An inert gas within tank (3A) could be nitrogen or argon instead of hydrogen to reduce the heat loss. The gas in (3A) would not have the filter (24) through the (3 b) wall.
The hydride storage material could be a number of hydrides including: Magnesium nickel hydride, lithium aluminum hydride, magnesium iron hydride, lanthanum nickel aluminum hydride, calcium nickel hydride, titanium iron hydride, or magnesium hydride. The hydrogen could also be stored as a compressed gas or liquid.
The system can be operated over a wider temperature range such as 1200 F to 2500 F.
The system can operate with the temperature in tank (4) below 1800 F so that the Calcium hydride is a solid.
A Kovar seal could be used to support reaction chamber (9) at the top of lid (5). Both the bolt flange (14 a) and the quartz window (15) hold down ring could be water cooled.
The nitrate salt mixture could use lithium nitrate instead of, or with, the calcium nitrate as a eutectic with the potassium and sodium nitrate salts.
For operation during long periods of cloudy weather a 2nd heat source is required.
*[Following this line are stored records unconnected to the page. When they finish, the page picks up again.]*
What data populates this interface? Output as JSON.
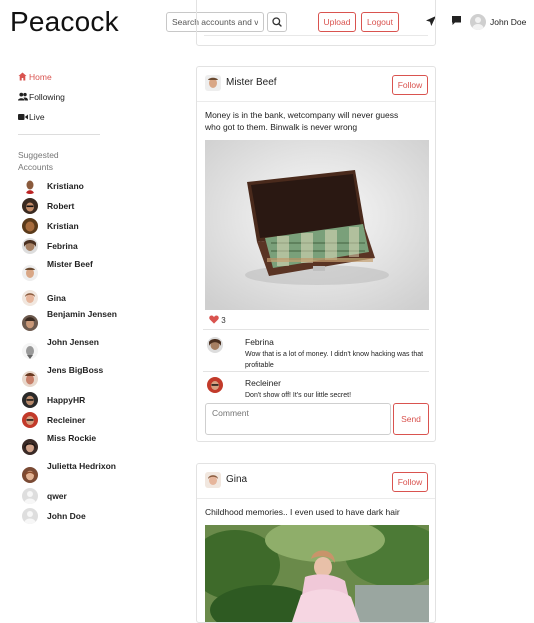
{
  "header": {
    "logo": "Peacock",
    "search_placeholder": "Search accounts and videos",
    "search_value": "Search accounts and vic",
    "upload_label": "Upload",
    "logout_label": "Logout",
    "user_name": "John Doe"
  },
  "nav": [
    {
      "label": "Home",
      "icon": "home-icon",
      "active": true
    },
    {
      "label": "Following",
      "icon": "users-icon",
      "active": false
    },
    {
      "label": "Live",
      "icon": "video-icon",
      "active": false
    }
  ],
  "sidebar": {
    "suggested_title": "Suggested Accounts",
    "accounts": [
      {
        "name": "Kristiano"
      },
      {
        "name": "Robert"
      },
      {
        "name": "Kristian"
      },
      {
        "name": "Febrina"
      },
      {
        "name": "Mister Beef"
      },
      {
        "name": "Gina"
      },
      {
        "name": "Benjamin Jensen"
      },
      {
        "name": "John Jensen"
      },
      {
        "name": "Jens BigBoss"
      },
      {
        "name": "HappyHR"
      },
      {
        "name": "Recleiner"
      },
      {
        "name": "Miss Rockie"
      },
      {
        "name": "Julietta Hedrixon"
      },
      {
        "name": "qwer"
      },
      {
        "name": "John Doe"
      }
    ]
  },
  "posts": [
    {
      "author": "Mister Beef",
      "follow_label": "Follow",
      "text": "Money is in the bank, wetcompany will never guess who got to them. Binwalk is never wrong",
      "likes": "3",
      "comments": [
        {
          "author": "Febrina",
          "text": "Wow that is a lot of money. I didn't know hacking was that profitable"
        },
        {
          "author": "Recleiner",
          "text": "Don't show off! It's our little secret!"
        }
      ],
      "comment_placeholder": "Comment",
      "send_label": "Send"
    },
    {
      "author": "Gina",
      "follow_label": "Follow",
      "text": "Childhood memories.. I even used to have dark hair"
    }
  ],
  "colors": {
    "accent": "#d9534f"
  }
}
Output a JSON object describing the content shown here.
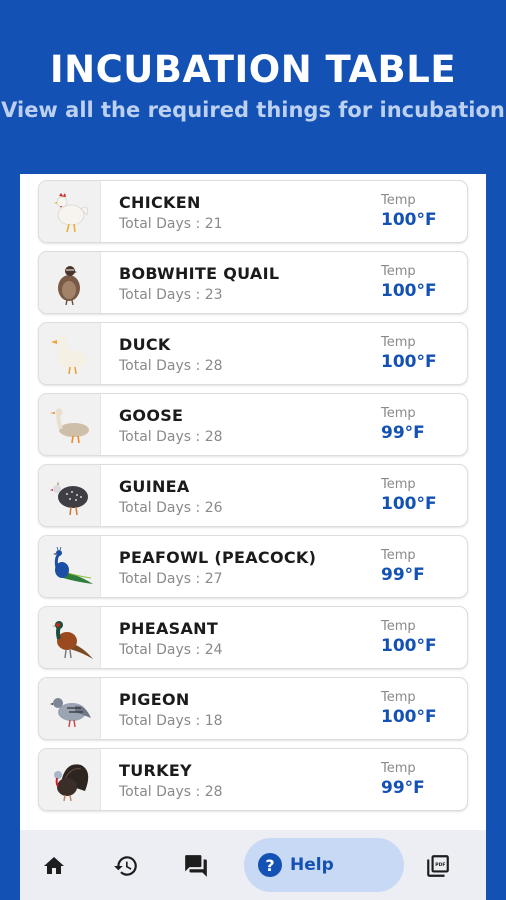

One solution is to use a burner and air pre-heater assembly where the heat is directed into an exhaust heat exchanger to absorb the combustion energy. A closed hydrogen loop between the calcium tank (1) and the exhaust heat exchanger would provide a technique to maintain the calcium temperature. The hydrogen would be pumped in and out of the region above the liquid calcium in tank (1) with the additional heat being extracted from the exhaust heat exchanger. Any type of fuel could be used for this purpose.
A variation on the quartz window (15) cover would be to use a 2 way shape memory alloy attached to an insulated multi-segment door. The segments would be hinged against the top wall of the reaction chamber (9). During daylight hours heating from the sun would cause the memory metal to flex downward opening the segments by rotating the insulation up against the reaction chamber (9) wall so that sun could enter. At night the cooling from lack of sunlight would cool the memory metal and it would flex to rotate the insulation segments so as to close the lid which reduces thermal loss at night.
The thermal storage system provides a unique and significant advantage in that it provides a continuous low cost high energy density control system. Integration of these features allows economically viable storage systems over a much broader size range than existing storage systems. The claims provide details of how the unique features are integrated into a complete system.